[Start of section]
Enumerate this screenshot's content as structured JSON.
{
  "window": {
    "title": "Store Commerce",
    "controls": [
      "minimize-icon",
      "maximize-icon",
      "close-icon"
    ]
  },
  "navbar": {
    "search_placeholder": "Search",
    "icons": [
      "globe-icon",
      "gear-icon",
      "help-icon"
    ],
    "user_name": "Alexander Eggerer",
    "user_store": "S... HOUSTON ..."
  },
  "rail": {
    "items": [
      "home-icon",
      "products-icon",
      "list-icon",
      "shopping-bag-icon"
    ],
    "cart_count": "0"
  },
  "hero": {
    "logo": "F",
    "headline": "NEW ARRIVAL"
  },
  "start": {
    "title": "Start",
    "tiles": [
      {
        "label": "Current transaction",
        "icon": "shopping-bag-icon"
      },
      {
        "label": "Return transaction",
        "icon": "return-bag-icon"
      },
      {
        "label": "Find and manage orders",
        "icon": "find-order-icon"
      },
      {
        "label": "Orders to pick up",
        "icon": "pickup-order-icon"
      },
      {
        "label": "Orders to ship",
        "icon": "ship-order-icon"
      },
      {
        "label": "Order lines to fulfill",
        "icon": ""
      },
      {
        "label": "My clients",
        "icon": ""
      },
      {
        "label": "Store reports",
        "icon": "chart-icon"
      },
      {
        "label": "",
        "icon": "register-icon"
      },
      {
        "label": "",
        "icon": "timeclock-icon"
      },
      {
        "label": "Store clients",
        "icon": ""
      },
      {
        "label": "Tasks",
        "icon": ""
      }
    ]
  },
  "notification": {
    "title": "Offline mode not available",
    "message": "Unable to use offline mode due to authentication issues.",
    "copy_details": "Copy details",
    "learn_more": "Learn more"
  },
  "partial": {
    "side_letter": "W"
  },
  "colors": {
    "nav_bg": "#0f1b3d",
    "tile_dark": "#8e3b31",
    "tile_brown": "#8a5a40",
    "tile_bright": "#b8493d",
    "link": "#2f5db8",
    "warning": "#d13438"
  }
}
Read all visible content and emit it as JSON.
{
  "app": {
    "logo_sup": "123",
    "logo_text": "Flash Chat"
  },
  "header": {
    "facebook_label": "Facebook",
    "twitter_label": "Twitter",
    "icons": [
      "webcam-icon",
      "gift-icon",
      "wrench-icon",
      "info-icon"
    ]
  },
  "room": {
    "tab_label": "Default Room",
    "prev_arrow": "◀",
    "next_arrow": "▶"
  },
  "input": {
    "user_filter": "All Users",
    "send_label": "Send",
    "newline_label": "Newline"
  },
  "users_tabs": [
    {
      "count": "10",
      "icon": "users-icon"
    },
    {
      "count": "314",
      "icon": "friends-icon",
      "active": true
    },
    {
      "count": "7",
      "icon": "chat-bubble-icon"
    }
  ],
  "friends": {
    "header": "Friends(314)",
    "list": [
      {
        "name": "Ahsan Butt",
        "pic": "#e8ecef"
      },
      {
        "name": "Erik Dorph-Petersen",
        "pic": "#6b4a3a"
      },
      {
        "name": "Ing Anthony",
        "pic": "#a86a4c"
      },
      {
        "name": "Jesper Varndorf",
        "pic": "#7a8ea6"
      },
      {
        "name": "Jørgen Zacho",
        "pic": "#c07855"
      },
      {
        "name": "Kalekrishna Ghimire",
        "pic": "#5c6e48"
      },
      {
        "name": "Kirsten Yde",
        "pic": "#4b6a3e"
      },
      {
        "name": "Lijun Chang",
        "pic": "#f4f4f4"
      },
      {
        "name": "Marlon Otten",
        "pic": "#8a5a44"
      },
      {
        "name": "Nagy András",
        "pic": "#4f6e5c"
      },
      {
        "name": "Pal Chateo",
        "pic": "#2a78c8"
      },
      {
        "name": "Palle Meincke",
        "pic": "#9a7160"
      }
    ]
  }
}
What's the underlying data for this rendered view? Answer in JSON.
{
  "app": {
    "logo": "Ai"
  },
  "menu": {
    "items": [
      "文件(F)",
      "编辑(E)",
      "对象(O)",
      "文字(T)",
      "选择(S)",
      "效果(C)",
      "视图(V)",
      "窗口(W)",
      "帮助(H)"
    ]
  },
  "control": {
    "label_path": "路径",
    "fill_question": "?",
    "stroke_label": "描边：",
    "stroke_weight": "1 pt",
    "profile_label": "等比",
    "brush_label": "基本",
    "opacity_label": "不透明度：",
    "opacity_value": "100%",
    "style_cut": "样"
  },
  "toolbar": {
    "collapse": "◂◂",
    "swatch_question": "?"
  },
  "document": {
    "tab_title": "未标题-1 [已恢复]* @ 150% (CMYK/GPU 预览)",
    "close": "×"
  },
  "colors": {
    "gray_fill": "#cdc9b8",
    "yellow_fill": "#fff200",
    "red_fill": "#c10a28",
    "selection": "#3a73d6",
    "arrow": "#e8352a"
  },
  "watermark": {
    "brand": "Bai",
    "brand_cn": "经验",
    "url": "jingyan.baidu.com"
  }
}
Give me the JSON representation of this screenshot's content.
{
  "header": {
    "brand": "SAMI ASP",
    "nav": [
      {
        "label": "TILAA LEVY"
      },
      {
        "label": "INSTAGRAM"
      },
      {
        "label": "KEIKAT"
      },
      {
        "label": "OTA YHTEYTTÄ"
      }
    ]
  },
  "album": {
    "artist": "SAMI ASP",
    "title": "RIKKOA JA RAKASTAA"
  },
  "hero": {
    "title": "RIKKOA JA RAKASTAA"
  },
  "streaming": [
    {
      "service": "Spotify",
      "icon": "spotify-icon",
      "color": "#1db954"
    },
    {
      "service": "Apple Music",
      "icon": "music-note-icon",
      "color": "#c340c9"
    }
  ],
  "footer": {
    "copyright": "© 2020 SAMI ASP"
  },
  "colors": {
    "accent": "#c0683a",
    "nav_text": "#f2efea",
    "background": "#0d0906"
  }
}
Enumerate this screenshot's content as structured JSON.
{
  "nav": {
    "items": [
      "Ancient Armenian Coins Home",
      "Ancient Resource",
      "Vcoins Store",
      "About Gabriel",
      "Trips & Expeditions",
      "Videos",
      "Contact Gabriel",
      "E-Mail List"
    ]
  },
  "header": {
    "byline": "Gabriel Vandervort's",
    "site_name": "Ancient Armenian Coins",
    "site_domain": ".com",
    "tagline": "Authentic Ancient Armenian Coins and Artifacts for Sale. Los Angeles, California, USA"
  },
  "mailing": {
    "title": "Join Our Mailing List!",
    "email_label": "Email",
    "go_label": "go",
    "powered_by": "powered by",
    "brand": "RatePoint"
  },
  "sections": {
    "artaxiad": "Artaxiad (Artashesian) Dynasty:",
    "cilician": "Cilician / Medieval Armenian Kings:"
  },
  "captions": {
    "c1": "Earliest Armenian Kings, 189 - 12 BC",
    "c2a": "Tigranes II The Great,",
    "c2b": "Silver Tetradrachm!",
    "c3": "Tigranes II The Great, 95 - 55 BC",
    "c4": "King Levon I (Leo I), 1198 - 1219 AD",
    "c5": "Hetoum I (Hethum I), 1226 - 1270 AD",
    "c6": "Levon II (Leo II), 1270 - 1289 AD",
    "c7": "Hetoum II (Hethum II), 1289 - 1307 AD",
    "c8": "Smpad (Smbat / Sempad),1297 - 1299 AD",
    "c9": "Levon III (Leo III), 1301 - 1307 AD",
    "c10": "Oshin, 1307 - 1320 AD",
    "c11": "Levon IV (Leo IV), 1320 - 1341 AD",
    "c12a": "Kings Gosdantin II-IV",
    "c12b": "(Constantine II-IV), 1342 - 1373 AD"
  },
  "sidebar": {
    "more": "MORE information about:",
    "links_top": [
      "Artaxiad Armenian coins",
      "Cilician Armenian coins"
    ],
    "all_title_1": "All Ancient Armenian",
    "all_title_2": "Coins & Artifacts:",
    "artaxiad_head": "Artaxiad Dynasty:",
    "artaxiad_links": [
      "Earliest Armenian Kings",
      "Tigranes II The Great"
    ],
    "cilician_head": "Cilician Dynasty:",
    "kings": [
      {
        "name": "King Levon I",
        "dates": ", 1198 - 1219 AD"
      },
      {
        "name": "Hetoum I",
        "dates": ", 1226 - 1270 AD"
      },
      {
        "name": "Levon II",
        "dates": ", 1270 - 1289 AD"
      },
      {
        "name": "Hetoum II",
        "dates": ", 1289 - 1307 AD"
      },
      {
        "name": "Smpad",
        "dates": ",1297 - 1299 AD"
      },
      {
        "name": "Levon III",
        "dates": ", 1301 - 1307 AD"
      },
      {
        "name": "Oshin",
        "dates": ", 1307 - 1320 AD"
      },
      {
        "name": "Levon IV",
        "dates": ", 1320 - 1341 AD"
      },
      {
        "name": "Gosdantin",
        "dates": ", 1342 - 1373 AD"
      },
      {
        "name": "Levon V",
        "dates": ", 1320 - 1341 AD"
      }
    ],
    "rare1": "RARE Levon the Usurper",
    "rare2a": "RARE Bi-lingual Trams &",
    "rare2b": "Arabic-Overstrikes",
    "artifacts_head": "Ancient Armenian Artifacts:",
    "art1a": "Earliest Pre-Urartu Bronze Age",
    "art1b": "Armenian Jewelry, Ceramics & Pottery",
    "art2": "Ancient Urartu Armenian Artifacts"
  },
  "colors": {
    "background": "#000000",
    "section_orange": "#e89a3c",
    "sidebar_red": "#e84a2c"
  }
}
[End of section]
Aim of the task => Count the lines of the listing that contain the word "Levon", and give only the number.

Your response => 10